Writing in The Conferences, John Cassian spoke about true friendships. He noted that there are five foundations to true friendships. I have written about the first two of these over the last two days. Now we turn to the third and fourth foundation of true friendship. Cassian wrote:
The third [foundation of true friendship] is that each person knows that all things–even those he values as useful and necessary–are to be treated as secondary to the value of love and peace. The fourth is that each person believes from the bottom of his heart that he must never become angry for any cause, whether just or unjust.
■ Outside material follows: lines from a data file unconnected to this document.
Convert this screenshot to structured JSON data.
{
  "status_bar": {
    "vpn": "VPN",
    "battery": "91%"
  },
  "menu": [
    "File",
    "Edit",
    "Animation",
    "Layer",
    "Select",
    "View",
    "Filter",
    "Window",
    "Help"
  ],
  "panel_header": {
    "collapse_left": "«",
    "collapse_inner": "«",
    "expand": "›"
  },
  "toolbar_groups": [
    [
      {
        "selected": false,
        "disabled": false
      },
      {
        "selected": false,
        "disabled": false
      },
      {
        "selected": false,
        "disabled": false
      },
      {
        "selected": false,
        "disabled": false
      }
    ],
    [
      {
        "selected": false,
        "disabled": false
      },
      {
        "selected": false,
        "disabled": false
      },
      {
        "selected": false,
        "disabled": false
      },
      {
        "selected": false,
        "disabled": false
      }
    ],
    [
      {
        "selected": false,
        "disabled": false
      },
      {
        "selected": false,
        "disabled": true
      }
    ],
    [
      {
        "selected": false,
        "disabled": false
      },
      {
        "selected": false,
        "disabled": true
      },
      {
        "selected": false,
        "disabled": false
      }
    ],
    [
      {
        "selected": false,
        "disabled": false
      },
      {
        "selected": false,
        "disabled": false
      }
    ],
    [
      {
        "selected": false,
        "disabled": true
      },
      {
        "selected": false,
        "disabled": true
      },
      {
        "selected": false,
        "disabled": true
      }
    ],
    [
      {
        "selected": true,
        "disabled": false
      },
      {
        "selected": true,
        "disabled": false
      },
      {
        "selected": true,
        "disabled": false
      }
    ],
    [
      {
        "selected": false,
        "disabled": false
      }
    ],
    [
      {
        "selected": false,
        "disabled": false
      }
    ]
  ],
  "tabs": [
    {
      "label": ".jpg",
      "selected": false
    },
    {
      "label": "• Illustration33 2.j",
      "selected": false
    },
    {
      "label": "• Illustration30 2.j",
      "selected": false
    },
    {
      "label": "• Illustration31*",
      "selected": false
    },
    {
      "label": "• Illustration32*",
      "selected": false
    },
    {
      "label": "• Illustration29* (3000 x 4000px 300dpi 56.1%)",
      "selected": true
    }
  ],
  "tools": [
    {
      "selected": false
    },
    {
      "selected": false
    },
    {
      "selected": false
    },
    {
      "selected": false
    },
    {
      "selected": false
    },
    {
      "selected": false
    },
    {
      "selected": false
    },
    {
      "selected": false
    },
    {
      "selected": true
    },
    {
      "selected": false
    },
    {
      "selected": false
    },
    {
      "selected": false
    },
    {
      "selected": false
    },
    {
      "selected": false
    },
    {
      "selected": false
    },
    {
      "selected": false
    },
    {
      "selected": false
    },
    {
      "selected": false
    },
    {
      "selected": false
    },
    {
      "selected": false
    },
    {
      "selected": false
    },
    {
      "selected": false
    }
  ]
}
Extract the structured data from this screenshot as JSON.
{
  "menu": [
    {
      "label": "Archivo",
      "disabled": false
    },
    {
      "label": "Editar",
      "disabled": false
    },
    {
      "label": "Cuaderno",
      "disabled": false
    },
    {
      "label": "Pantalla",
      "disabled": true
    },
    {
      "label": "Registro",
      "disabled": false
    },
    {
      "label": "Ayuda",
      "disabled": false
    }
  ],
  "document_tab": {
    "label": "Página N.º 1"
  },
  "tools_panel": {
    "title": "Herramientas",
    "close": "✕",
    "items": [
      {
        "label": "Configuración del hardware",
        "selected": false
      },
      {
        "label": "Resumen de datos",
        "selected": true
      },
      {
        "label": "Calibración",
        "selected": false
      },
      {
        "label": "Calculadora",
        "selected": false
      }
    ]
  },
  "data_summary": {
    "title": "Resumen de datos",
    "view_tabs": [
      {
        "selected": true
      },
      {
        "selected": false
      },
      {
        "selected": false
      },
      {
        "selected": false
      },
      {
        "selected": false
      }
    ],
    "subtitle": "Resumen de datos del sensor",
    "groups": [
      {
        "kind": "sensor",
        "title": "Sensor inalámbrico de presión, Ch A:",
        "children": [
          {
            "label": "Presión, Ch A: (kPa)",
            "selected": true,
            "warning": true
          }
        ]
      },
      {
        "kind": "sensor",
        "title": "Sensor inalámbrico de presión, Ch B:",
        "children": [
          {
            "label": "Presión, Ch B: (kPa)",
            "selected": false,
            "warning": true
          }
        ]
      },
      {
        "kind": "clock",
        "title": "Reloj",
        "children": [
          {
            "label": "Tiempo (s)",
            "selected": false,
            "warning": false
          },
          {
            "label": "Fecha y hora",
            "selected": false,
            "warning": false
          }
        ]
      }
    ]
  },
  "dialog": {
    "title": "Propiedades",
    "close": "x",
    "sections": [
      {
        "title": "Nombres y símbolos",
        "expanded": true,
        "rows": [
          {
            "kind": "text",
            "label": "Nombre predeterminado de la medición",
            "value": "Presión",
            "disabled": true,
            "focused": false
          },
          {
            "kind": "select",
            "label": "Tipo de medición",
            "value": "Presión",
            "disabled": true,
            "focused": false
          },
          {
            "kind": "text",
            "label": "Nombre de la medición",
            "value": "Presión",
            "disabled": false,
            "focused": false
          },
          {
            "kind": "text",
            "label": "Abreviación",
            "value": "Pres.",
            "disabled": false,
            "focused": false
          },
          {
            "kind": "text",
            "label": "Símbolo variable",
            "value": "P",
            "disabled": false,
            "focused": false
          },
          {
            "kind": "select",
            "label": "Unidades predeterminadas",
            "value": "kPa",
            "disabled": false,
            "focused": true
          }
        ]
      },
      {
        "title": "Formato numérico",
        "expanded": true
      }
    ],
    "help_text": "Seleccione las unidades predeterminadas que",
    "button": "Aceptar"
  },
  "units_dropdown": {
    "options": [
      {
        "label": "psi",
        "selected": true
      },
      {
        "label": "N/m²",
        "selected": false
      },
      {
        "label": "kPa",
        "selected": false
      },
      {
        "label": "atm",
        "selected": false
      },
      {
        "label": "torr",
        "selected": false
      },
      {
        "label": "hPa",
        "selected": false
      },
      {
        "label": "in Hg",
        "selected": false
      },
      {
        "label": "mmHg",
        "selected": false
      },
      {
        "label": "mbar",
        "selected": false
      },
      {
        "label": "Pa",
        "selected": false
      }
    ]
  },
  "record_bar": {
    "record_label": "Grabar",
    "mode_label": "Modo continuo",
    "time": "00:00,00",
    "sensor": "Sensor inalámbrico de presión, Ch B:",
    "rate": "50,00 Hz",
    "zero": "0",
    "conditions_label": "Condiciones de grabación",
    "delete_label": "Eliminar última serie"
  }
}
To live in a true friendship you must consider everything as secondary to the “value of love.” While it is easy to write these words it is quite nearly impossible to live them. Note how John Cassian says this and recognize that he says this from a life lived within a monastic community where men shared a common life together in close proximity: “[A]ll things–even those he values as useful and necessary–are to be treated as secondary . . .” You may value something deeply, and even believe the other person should value it just as much, and you see what you see, as useful and necessary, but when all is said and done what really matters is love. Everything else is secondary!
The next foundation for true friendship is stated by Cassian in this way: “[E]ach person believes from the bottom of his heart that he must never become angry for any cause, whether just or unjust.” Anger will kill friendship, every time and in all circumstances. No real friendship can survive it. Anger never works the grace and peace of God.
Numerous wisdom sayings in Holy Scripture underscore this point:
Fools show their anger at once, but the prudent ignore an insult (Proverbs 12:16).
A soft answer turns away wrath, but a harsh word stirs up anger (Proverbs 15:1).
One who is slow to anger is better than the mighty, and one whose temper is controlled than one who captures a city (Proverbs 16:32).
Those with good sense are slow to anger, and it is their glory to overlook an offense (Proverbs 19:11).
A fool gives full vent to anger, but the wise quietly holds it back (Proverbs 29:11).
Make no friends with those given to anger, and do not associate with hotheads (Proverbs 22:24).
For as pressing milk produces curds, and pressing the nose produces blood, so pressing anger produces strife (Proverbs 30:33).
No deep and growing relationship can handle anger and hotheaded temper tantrums. Whether you believe you are right or not, and even if you think your cause is just, you cannot keep a friendship if anger prevails between you and the other person.
Tomorrow: True Friendships (4)